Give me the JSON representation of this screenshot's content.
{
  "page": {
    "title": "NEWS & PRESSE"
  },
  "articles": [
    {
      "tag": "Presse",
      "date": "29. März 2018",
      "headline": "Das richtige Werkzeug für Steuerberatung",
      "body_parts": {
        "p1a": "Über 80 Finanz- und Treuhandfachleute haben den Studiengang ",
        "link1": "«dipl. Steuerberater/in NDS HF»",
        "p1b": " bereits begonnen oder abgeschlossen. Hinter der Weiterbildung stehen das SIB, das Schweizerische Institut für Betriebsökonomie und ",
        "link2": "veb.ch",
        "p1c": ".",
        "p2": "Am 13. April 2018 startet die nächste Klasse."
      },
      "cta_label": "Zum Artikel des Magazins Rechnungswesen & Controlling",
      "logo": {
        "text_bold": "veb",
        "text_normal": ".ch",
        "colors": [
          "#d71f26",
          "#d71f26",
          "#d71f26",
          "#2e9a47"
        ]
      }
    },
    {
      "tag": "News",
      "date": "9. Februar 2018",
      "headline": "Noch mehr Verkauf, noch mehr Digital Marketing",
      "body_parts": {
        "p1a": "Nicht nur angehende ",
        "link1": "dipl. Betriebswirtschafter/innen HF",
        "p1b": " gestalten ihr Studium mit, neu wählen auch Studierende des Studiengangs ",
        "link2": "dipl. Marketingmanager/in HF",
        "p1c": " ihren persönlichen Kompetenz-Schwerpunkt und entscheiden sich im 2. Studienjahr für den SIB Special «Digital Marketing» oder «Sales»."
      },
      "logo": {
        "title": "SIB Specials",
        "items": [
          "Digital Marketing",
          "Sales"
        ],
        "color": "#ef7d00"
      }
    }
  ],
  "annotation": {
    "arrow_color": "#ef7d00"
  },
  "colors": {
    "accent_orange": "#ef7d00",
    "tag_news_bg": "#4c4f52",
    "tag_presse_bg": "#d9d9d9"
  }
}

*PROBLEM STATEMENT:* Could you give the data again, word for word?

*WRITTEN ANSWER:*
Give me the JSON representation of this screenshot's content.
{
  "page": {
    "title": "NEWS & PRESSE"
  },
  "articles": [
    {
      "tag": "Presse",
      "date": "29. März 2018",
      "headline": "Das richtige Werkzeug für Steuerberatung",
      "body_parts": {
        "p1a": "Über 80 Finanz- und Treuhandfachleute haben den Studiengang ",
        "link1": "«dipl. Steuerberater/in NDS HF»",
        "p1b": " bereits begonnen oder abgeschlossen. Hinter der Weiterbildung stehen das SIB, das Schweizerische Institut für Betriebsökonomie und ",
        "link2": "veb.ch",
        "p1c": ".",
        "p2": "Am 13. April 2018 startet die nächste Klasse."
      },
      "cta_label": "Zum Artikel des Magazins Rechnungswesen & Controlling",
      "logo": {
        "text_bold": "veb",
        "text_normal": ".ch",
        "colors": [
          "#d71f26",
          "#d71f26",
          "#d71f26",
          "#2e9a47"
        ]
      }
    },
    {
      "tag": "News",
      "date": "9. Februar 2018",
      "headline": "Noch mehr Verkauf, noch mehr Digital Marketing",
      "body_parts": {
        "p1a": "Nicht nur angehende ",
        "link1": "dipl. Betriebswirtschafter/innen HF",
        "p1b": " gestalten ihr Studium mit, neu wählen auch Studierende des Studiengangs ",
        "link2": "dipl. Marketingmanager/in HF",
        "p1c": " ihren persönlichen Kompetenz-Schwerpunkt und entscheiden sich im 2. Studienjahr für den SIB Special «Digital Marketing» oder «Sales»."
      },
      "logo": {
        "title": "SIB Specials",
        "items": [
          "Digital Marketing",
          "Sales"
        ],
        "color": "#ef7d00"
      }
    }
  ],
  "annotation": {
    "arrow_color": "#ef7d00"
  },
  "colors": {
    "accent_orange": "#ef7d00",
    "tag_news_bg": "#4c4f52",
    "tag_presse_bg": "#d9d9d9"
  }
}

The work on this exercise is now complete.